His houses, in fact, are his only weakness, according to Kanagat, who calls Gupta an amateur architect. He is said to have spent considerable time personally designing the house in Florida, expanding his Westport residence and remodelling the Colorado home.
Gupta, ironically, wanted to get into politics after IIT Delhi, according to Chandra Kiran, his classmate and close friend from those years. Kiran, a retired IBM executive, now based in a Toronto suburb, recalls both of them had talked about working for social change in India. They were talked out of it and advised to go abroad for further studies by their economics professor, who is now a well-known politician. That's right, Subramanian Swamy.
Late last year, a few dozen friends of Gupta's got together in New York and decided to create a platform for his supporters and well-wishers. The result was the website Friendsofrajat. com, which went online in January. Among those who have posted messages of support for Gupta on the website are Indian industrialist Mukesh Ambani and Sabeer Bhatia, the founder of Hotmail.
Gupta will need all the help he can get. His legal defence is expected to cost at least $5 million (Rs 25 crore). But the popular mood, in the wake of the 'Occupy Wall Street' protests and the current economic situation, is not exactly sympathetic to high-flying corporate executives. Former judge Holwell notes that "the government usually wins in criminal trials".

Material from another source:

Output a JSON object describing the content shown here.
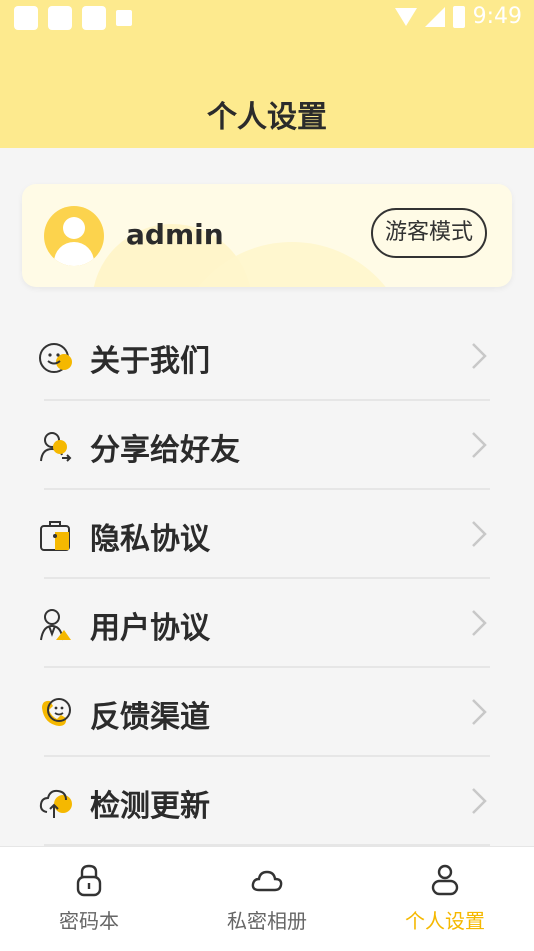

The legal courts will decide whether Gupta acted in a criminal manner, but his reputation has already been battered in the court of public opinion.
Courtesy: India Today